  • “33 High Tech Business Myths, and How They Can Hurt Your Company” by Gary Elfring of Elfring Fonts Inc. – Gain insights into distinguishing between valid business ideas and the myths, folklore, and misinformation that can hurt your company.
  • “Google AdWords – Winning the War and Making It Work” by Aaron Weiner of Software Promotions – Learn how recent AdWords changes will impact your account’s performance, and how you can overcome any problems.
Other seminar titles include:
  • Practical Roadmap to High Performing Websites
  • Secondary Offer Networks
  • The Cloud for ISVs
  • Avoiding Problems When Hiring and Working with Freelancers
Visit http://www.isvcon.org/speakers.php to read about new seminars that will be added during the summer.

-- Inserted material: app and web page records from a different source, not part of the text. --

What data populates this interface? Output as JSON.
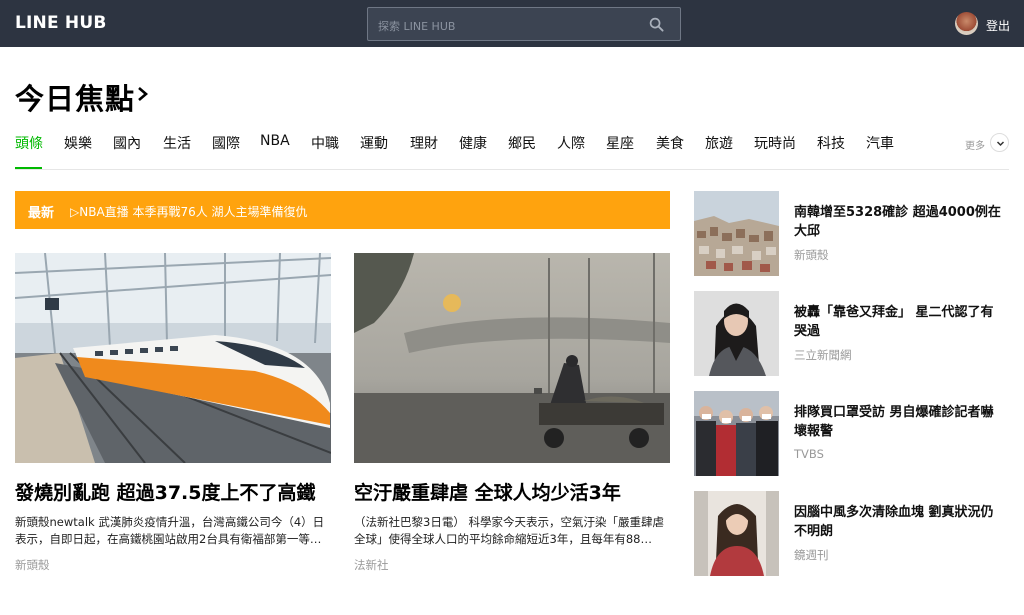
{
  "header": {
    "logo": "LINE HUB",
    "search_placeholder": "探索 LINE HUB",
    "logout_label": "登出"
  },
  "page_title": "今日焦點",
  "tabs": [
    {
      "label": "頭條",
      "active": true
    },
    {
      "label": "娛樂"
    },
    {
      "label": "國內"
    },
    {
      "label": "生活"
    },
    {
      "label": "國際"
    },
    {
      "label": "NBA"
    },
    {
      "label": "中職"
    },
    {
      "label": "運動"
    },
    {
      "label": "理財"
    },
    {
      "label": "健康"
    },
    {
      "label": "鄉民"
    },
    {
      "label": "人際"
    },
    {
      "label": "星座"
    },
    {
      "label": "美食"
    },
    {
      "label": "旅遊"
    },
    {
      "label": "玩時尚"
    },
    {
      "label": "科技"
    },
    {
      "label": "汽車"
    }
  ],
  "more_label": "更多",
  "latest": {
    "label": "最新",
    "text": "▷NBA直播 本季再戰76人 湖人主場準備復仇"
  },
  "features": [
    {
      "title": "發燒別亂跑 超過37.5度上不了高鐵",
      "desc": "新頭殼newtalk 武漢肺炎疫情升溫，台灣高鐵公司今（4）日表示，自即日起，在高鐵桃園站啟用2台具有衛福部第一等…",
      "source": "新頭殼"
    },
    {
      "title": "空汙嚴重肆虐 全球人均少活3年",
      "desc": "（法新社巴黎3日電） 科學家今天表示，空氣汙染「嚴重肆虐全球」使得全球人口的平均餘命縮短近3年，且每年有88…",
      "source": "法新社"
    }
  ],
  "side_news": [
    {
      "title": "南韓增至5328確診 超過4000例在大邱",
      "source": "新頭殼"
    },
    {
      "title": "被轟「靠爸又拜金」 星二代認了有哭過",
      "source": "三立新聞網"
    },
    {
      "title": "排隊買口罩受訪 男自爆確診記者嚇壞報警",
      "source": "TVBS"
    },
    {
      "title": "因腦中風多次清除血塊 劉真狀況仍不明朗",
      "source": "鏡週刊"
    }
  ],
  "colors": {
    "topbar": "#2d3441",
    "accent_green": "#00b900",
    "latest_orange": "#ffa30e"
  }
}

Sign up for the conference by September 22 to take advantage of ISVCon’s $820.50(US) registration fee. Registration includes three days of intense education and networking opportunities plus a Thursday evening reception, and break rooms full of snacks and helpful representatives from the conference’s sponsors.

Previously known as the Software Industry Conference (SIC), ISVCon carries on a 22 year tradition of supporting independent software developers’ business and marketing efforts with seminars, presentations, and networking opportunities.

ISVCon is owned and presented by The Association of Software Professionals. Sponsors for ISVCon 2013 include FastSpring, Avangate, Tightrope Interactive, Software Promotions, Greentram Software, and The Association of Software Professionals. Visit http://www.isvcon.org/ for more information about attending ISVCon 2013. Or visit http://www.isvcon.org/sponsors.php for information about sponsoring the conference.